:: Records for this exercise ::
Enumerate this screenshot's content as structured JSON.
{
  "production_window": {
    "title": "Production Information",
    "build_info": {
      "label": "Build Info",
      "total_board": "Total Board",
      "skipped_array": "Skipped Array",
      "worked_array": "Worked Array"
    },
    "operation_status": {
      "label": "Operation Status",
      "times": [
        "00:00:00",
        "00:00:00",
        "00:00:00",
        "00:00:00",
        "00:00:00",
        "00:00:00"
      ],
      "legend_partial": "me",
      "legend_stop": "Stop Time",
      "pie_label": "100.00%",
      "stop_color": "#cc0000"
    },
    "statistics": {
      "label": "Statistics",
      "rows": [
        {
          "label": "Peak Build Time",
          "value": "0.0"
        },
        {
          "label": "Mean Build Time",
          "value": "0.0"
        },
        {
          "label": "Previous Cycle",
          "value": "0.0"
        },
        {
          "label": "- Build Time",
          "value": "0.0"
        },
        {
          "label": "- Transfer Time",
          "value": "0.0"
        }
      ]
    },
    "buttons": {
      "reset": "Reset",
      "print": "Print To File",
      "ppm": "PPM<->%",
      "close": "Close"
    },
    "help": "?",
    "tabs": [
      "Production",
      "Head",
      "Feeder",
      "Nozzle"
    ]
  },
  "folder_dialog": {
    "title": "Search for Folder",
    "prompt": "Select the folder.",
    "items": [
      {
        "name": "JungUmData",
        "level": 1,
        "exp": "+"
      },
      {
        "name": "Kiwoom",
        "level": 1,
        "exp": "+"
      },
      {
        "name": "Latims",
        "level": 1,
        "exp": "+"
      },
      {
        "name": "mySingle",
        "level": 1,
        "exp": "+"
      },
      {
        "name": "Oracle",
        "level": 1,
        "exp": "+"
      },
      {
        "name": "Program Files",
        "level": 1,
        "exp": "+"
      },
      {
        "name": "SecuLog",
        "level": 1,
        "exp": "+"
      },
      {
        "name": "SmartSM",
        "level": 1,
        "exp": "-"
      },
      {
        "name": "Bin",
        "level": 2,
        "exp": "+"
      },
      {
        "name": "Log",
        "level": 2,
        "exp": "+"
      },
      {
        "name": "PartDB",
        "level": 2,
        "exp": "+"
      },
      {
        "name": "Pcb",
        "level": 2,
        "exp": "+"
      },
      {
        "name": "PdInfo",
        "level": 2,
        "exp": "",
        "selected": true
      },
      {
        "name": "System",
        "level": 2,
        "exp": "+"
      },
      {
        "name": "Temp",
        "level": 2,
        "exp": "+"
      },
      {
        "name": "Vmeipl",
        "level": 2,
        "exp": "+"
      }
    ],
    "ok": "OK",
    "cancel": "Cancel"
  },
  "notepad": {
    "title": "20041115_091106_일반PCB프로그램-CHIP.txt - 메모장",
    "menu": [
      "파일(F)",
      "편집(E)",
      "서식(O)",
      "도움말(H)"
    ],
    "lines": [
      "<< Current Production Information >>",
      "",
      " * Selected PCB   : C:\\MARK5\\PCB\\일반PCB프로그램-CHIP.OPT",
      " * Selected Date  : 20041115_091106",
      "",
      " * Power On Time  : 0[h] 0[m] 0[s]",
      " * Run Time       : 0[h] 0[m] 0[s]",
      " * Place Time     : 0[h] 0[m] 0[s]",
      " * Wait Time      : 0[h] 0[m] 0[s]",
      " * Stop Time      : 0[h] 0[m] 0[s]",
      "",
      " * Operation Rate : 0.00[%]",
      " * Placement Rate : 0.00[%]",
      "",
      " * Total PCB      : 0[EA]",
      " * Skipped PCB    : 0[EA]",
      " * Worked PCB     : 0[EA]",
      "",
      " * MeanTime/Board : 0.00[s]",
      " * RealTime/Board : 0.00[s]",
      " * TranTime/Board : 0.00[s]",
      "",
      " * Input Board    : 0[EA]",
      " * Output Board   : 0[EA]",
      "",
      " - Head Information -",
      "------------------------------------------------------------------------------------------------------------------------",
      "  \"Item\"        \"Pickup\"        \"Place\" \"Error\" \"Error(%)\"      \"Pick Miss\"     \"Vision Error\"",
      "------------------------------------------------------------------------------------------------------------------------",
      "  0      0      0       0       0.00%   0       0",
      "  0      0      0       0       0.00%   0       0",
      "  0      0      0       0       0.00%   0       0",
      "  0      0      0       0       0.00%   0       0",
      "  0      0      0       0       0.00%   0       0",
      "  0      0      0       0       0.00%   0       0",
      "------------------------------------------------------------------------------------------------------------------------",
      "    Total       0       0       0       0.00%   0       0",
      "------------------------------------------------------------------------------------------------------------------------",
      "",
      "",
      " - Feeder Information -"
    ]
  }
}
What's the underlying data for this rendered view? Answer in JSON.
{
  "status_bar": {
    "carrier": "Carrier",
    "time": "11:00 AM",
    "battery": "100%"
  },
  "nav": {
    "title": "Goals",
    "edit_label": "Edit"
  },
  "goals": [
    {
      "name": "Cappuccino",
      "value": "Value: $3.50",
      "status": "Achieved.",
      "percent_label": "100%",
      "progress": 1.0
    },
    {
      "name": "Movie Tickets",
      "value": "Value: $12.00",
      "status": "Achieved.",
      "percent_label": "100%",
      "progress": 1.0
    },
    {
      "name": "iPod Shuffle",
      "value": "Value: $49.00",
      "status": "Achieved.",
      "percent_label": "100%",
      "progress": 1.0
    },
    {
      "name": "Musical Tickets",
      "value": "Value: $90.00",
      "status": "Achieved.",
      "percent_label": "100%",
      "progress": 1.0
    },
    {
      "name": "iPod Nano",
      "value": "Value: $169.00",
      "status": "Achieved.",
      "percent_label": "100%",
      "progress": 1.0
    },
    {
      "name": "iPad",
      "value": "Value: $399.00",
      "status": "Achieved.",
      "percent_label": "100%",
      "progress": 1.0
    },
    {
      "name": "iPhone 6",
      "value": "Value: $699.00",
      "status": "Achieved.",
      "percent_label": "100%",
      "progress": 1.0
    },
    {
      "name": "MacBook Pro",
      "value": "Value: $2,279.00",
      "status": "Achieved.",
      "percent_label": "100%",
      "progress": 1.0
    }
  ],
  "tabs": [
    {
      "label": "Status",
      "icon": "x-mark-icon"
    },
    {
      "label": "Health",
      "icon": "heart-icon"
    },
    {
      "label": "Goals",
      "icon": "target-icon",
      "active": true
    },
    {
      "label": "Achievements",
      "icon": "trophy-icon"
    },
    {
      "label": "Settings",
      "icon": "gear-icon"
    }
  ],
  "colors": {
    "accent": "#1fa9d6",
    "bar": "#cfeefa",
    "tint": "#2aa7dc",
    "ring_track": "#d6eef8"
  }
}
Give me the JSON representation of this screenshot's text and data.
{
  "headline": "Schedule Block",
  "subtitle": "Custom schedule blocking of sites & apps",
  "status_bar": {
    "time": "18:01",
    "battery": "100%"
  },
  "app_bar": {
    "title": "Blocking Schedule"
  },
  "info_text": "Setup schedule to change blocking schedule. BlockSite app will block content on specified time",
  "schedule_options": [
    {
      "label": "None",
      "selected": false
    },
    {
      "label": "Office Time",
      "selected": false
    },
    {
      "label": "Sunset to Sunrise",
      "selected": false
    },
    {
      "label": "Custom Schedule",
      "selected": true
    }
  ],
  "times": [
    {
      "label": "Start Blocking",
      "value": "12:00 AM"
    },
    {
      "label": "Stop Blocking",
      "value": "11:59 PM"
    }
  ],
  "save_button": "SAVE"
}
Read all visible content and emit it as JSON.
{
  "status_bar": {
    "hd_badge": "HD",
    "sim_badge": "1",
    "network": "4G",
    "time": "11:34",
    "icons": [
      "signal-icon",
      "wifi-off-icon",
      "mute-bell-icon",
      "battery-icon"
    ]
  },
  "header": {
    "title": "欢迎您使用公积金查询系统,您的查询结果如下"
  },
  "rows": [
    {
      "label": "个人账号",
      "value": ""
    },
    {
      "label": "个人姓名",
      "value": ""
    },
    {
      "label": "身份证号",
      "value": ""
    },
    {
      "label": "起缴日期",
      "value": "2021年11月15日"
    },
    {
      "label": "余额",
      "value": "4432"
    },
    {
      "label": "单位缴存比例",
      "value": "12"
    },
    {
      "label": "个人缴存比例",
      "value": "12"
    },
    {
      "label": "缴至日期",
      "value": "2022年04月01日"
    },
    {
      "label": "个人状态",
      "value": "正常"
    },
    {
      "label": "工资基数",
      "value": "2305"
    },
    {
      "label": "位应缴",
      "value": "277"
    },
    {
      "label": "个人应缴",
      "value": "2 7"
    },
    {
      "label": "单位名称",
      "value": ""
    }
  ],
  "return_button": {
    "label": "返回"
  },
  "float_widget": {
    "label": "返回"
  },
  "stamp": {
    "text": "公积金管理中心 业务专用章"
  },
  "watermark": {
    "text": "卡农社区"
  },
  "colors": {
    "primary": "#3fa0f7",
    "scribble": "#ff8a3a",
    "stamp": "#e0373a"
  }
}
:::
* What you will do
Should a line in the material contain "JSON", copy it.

* Task output
Enumerate this screenshot's content as structured JSON.
What's the underlying data for this rendered view? Answer in JSON.
Give me the JSON representation of this screenshot's text and data.
Read all visible content and emit it as JSON.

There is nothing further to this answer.